Buying from a private seller online

When a consumer buys from a private seller this is called a consumer-to-consumer transaction. Examples include a person selling:

  • a set of golf clubs on Gumtree
  • a vintage dress on eBay
  • used books on Amazon.

Note: a private seller may be running a business if they:

  • list an Australian Business Number (ABN) or company name on their web page or profile
  • have a high volume of items for sale, or
  • have been trading for a number of years.

If there is a problem with the product you should follow the steps below:

Step 1 - Know your rights

Buying goods from a private seller is not covered by the Australian Consumer Law.  However, clear ownership of the item is still guaranteed, unless stated otherwise before the sale.  The seller may also have their own refunds and returns policy with additional rights.

Step 2 - Contact the seller

Consumers should contact the seller to try and resolve the issue. This may include putting your concerns in writing to the seller.

Step 3 - Take a complaint further

If the seller does not try to resolve the issue, you may wish to take the compliant further.  If the consumer bought the good or service from an online auction site, such as eBay or Gumtree, they should first refer to the complaint options available on the website.

Depending on how the consumer paid for the goods or services, the following options may be available:

Payment methodWhat to do
Paid via PayPalConsumers may be covered by PayPal’s Buyer Protection.  You can lodge a complaint through PayPal's Resolution Centre within 180 days of paying for the item.
Paid via credit cardContact your bank or financial institution to organise a chargeback.  This reverses the credit card charge similar to a refund.
Paid via online cash transferIf you used cash transfer or direct deposit into the seller's bank account, it can be difficult to track the money.  In this case, consumers should contact the police.

Consumers can also make a claim through a court. If the seller is based in:

  • Tasmania - lodge a claim with the Magistrates Court of Tasmania
  • Interstate - lodge a claim with the tribunal in the state where the seller lives
  • Overseas - get independent legal advice.
Updated: 25 Jul 2022

This page has been produced and published by the Consumer Building and Occupational Services Division of the Department of Justice. Although every care has been taken in production, no responsibility is accepted for the accuracy, completeness, or relevance to the user's purpose of the information. Those using it for whatever purpose are advised to verify it with the relevant government department, local government body or other source and to obtain any appropriate professional advice.
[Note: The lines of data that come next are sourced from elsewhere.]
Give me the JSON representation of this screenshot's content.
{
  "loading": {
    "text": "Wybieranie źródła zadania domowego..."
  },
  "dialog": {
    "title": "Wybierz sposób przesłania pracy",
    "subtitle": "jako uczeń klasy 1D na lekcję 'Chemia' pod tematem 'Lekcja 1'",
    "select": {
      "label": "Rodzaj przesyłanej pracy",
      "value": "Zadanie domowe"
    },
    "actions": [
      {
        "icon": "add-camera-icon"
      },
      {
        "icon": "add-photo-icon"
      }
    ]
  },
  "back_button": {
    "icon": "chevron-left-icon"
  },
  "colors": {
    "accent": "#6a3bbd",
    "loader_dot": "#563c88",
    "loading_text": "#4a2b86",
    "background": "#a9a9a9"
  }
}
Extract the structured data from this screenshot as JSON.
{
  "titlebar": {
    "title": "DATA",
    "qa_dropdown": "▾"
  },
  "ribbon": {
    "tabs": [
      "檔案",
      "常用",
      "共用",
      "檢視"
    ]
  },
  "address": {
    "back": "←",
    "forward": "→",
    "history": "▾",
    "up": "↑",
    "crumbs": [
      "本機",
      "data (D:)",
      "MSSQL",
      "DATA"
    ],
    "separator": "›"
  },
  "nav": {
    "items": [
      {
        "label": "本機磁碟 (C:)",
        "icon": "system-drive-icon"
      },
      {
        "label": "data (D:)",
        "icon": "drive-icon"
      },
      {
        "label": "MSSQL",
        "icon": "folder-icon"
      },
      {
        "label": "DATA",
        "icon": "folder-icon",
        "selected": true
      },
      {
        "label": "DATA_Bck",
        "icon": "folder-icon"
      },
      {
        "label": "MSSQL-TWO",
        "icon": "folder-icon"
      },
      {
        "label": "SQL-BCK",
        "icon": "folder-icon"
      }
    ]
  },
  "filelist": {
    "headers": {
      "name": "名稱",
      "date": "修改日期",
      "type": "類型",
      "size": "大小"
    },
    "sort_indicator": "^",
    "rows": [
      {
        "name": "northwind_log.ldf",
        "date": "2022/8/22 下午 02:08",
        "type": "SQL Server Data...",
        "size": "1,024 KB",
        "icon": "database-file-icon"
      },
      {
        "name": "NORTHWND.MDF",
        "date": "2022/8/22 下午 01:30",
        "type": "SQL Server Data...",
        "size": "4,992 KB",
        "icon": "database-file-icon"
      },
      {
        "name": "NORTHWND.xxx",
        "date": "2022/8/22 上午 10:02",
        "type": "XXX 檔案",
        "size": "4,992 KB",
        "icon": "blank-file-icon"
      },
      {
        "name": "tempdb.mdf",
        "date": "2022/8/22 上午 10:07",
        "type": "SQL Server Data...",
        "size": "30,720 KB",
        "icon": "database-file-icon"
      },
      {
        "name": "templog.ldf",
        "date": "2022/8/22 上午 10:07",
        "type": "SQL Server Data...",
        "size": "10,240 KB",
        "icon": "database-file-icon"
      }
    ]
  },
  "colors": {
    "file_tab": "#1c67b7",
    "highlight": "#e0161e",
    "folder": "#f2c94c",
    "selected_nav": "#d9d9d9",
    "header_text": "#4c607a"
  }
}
The Crown, its officers, employees and agents do not accept liability however arising, including liability for negligence, for any loss resulting from the use of or reliance upon the information and/or reliance on its availability at any time.